The New Zealand flatworm, Arthurdendyus triangulatus (formerly Artioposthia triangulata) has become established in the British Isles and the Faroe Islands and its human-mediated spread within Northern Ireland and Scotland is well documented. The geographical distributions within New Zealand of it and two related species, A. australis and A. testacea have always been assumed to reflect the natural distribution patterns.

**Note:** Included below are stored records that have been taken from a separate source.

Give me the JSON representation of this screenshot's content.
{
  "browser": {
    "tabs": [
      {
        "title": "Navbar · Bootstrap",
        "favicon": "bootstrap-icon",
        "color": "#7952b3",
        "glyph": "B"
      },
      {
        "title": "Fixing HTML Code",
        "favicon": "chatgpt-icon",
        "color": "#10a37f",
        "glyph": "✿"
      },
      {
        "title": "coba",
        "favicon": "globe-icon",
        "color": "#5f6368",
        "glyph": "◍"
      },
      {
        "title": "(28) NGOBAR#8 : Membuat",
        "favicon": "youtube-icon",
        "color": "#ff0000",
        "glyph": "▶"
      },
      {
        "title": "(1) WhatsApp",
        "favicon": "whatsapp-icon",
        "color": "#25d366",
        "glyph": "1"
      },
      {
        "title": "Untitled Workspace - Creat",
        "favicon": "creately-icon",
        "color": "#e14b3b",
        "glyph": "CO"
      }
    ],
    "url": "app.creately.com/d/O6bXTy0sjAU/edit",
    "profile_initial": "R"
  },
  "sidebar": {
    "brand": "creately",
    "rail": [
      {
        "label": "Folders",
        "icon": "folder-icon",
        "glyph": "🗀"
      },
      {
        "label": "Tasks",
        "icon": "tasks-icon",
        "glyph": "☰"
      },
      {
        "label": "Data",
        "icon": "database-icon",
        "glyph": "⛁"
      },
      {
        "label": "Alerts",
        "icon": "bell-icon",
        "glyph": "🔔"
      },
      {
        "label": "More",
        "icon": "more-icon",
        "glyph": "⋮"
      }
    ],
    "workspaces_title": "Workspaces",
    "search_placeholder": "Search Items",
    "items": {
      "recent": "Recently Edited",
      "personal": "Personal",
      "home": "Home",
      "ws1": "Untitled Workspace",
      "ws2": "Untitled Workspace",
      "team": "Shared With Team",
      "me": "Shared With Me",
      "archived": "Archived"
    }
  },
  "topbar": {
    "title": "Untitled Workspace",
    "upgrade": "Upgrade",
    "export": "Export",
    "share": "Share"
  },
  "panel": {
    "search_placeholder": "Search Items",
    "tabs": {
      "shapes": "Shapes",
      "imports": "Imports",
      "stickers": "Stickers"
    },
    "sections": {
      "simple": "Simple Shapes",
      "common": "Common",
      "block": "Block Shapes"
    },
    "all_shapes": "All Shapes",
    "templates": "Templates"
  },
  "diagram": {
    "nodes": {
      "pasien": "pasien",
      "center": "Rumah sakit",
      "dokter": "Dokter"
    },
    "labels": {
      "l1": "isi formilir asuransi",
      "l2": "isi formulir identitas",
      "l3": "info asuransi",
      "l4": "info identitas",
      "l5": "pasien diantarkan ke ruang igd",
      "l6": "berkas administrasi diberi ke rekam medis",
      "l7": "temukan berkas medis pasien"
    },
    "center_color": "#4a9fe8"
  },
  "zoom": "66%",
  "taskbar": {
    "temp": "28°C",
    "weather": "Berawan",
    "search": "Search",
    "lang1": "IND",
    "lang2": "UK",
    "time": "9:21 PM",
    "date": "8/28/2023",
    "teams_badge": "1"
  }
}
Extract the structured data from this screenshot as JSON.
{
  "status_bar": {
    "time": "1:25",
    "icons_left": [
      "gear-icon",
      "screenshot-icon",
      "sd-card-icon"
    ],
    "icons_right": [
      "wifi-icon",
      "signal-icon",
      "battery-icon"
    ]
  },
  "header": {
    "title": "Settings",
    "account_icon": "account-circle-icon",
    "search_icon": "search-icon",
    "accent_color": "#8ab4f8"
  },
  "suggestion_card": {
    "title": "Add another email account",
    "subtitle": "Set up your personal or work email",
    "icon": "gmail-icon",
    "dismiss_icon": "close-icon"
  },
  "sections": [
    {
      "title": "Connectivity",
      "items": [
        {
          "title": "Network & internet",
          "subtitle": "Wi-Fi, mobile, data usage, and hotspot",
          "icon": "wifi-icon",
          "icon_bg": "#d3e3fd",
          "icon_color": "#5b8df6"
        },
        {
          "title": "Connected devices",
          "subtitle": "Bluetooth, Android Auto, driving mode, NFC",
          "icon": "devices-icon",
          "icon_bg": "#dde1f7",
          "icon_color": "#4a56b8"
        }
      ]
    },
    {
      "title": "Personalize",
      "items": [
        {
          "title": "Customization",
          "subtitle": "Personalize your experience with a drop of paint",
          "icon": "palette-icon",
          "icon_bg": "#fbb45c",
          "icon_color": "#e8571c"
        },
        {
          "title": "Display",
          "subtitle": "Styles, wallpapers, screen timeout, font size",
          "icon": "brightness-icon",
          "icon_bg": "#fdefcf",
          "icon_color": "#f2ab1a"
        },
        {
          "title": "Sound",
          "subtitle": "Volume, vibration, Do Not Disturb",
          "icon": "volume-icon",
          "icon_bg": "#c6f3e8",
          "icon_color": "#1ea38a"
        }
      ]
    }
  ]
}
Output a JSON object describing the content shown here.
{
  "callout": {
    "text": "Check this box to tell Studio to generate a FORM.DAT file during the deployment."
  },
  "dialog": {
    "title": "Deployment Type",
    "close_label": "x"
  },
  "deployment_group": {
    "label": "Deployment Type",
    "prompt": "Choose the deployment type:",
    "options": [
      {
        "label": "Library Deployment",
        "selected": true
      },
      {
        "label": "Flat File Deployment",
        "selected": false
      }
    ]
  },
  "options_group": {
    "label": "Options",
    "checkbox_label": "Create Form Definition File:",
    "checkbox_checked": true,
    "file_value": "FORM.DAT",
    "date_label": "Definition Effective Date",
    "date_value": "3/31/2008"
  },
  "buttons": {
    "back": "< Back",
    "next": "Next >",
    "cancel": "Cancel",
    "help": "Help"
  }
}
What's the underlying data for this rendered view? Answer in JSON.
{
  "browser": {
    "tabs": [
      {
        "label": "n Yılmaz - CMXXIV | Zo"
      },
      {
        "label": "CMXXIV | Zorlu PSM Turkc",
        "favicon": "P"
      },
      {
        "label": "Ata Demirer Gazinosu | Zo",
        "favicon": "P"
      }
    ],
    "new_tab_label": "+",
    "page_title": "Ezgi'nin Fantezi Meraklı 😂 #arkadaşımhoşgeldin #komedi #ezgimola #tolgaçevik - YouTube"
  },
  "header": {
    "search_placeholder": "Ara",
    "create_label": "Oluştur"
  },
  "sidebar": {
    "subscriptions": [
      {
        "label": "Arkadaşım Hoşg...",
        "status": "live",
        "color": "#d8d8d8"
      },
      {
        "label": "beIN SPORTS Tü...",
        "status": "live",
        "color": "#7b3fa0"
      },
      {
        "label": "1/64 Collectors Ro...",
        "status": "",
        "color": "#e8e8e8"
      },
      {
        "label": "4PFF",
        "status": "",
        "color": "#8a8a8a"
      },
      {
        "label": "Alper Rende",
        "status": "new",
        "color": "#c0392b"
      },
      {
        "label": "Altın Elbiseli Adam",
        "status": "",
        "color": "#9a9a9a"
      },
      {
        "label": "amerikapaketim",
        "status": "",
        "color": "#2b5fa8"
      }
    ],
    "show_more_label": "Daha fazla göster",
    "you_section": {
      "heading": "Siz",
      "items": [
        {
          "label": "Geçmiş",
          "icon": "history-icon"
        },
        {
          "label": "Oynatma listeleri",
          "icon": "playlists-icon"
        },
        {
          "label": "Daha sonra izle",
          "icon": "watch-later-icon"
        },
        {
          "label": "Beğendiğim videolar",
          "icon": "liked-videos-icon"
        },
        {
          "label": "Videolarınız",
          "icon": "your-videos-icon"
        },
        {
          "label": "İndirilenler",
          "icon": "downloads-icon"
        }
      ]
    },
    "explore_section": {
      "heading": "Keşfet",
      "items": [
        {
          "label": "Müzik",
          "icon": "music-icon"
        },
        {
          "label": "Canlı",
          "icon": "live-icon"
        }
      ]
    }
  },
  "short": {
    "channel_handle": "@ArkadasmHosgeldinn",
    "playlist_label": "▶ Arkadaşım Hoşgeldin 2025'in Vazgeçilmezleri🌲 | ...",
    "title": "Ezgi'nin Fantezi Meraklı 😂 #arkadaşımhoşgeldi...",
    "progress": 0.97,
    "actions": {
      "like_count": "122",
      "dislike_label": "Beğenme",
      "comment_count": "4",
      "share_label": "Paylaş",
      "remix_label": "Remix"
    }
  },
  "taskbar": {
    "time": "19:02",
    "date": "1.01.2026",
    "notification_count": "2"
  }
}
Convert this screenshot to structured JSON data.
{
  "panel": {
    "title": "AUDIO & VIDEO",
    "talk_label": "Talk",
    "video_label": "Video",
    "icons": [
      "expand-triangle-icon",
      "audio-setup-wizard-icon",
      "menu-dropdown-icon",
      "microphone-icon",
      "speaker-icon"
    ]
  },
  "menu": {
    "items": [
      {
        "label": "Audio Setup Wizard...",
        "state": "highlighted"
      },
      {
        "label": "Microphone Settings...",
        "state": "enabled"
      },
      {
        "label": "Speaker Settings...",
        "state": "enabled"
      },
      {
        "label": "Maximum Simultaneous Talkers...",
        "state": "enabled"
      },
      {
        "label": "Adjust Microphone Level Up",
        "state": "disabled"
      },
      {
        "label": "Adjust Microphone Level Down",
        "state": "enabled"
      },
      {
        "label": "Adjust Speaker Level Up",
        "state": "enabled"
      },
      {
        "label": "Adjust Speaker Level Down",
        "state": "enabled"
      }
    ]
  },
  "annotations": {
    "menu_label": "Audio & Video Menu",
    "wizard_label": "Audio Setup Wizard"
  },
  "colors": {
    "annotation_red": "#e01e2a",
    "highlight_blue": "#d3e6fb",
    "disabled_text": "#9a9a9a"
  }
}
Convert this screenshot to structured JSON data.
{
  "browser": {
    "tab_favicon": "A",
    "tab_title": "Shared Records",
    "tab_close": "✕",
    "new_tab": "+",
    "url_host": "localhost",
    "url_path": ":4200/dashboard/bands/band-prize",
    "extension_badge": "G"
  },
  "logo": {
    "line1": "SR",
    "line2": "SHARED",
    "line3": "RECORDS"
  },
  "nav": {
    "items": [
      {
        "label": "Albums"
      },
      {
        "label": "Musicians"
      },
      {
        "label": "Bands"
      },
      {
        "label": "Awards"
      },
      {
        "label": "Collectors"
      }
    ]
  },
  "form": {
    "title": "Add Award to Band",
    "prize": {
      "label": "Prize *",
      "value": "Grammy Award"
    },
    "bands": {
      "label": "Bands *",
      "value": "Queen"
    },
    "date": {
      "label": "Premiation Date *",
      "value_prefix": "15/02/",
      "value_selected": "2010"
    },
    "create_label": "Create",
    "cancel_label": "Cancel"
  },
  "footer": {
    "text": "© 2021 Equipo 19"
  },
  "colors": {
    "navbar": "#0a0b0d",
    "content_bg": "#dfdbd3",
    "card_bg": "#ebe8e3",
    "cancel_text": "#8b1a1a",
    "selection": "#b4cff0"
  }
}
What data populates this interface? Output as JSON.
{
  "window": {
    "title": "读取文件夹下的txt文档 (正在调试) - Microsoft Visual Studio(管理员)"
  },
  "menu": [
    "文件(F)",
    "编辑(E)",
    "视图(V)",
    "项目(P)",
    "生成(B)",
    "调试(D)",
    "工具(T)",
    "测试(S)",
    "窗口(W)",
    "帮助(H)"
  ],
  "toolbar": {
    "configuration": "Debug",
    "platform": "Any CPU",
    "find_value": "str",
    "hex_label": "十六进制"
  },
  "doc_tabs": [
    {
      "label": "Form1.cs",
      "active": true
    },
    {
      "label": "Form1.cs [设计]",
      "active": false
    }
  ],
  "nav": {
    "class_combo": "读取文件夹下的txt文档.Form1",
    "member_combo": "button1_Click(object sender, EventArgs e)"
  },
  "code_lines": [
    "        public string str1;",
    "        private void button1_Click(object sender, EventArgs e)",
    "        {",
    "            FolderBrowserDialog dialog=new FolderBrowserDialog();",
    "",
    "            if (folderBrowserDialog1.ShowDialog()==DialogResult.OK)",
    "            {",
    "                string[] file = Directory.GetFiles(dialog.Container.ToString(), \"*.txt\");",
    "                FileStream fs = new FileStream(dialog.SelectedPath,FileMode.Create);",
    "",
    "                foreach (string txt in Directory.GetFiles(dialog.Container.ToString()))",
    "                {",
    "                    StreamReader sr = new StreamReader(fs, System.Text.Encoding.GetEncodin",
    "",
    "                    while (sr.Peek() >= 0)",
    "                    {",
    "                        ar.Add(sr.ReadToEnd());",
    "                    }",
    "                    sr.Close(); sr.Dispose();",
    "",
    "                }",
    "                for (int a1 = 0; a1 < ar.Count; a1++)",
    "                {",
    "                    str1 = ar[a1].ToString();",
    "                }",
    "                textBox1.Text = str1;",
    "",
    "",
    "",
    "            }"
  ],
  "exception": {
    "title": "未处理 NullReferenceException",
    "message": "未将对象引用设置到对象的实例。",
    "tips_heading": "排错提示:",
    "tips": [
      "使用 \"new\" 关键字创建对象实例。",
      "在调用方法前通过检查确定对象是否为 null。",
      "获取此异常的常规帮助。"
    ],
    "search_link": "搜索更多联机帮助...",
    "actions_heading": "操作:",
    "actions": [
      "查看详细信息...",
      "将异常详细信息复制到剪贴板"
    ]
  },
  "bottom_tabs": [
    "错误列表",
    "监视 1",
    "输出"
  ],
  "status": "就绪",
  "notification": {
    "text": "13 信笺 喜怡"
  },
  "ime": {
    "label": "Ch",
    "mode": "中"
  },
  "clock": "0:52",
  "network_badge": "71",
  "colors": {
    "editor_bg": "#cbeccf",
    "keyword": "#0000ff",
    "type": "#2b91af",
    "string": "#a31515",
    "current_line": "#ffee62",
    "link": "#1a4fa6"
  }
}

The distribution of the indigenous New Zealand megascolecid earthworm Octochaetus multiporus (Beddard) in hill pastures of different fertilities in the southern North Island of New Zealand, and the population density throughout a year are described. Octochaetus multiporus was most numerous in soils of low to moderate fertility. High fertility soils had a similar population density to that of an adjacent area of native forest, indicating that the exotic pasture environment can favour Octochaetus multiporus in some circumstances.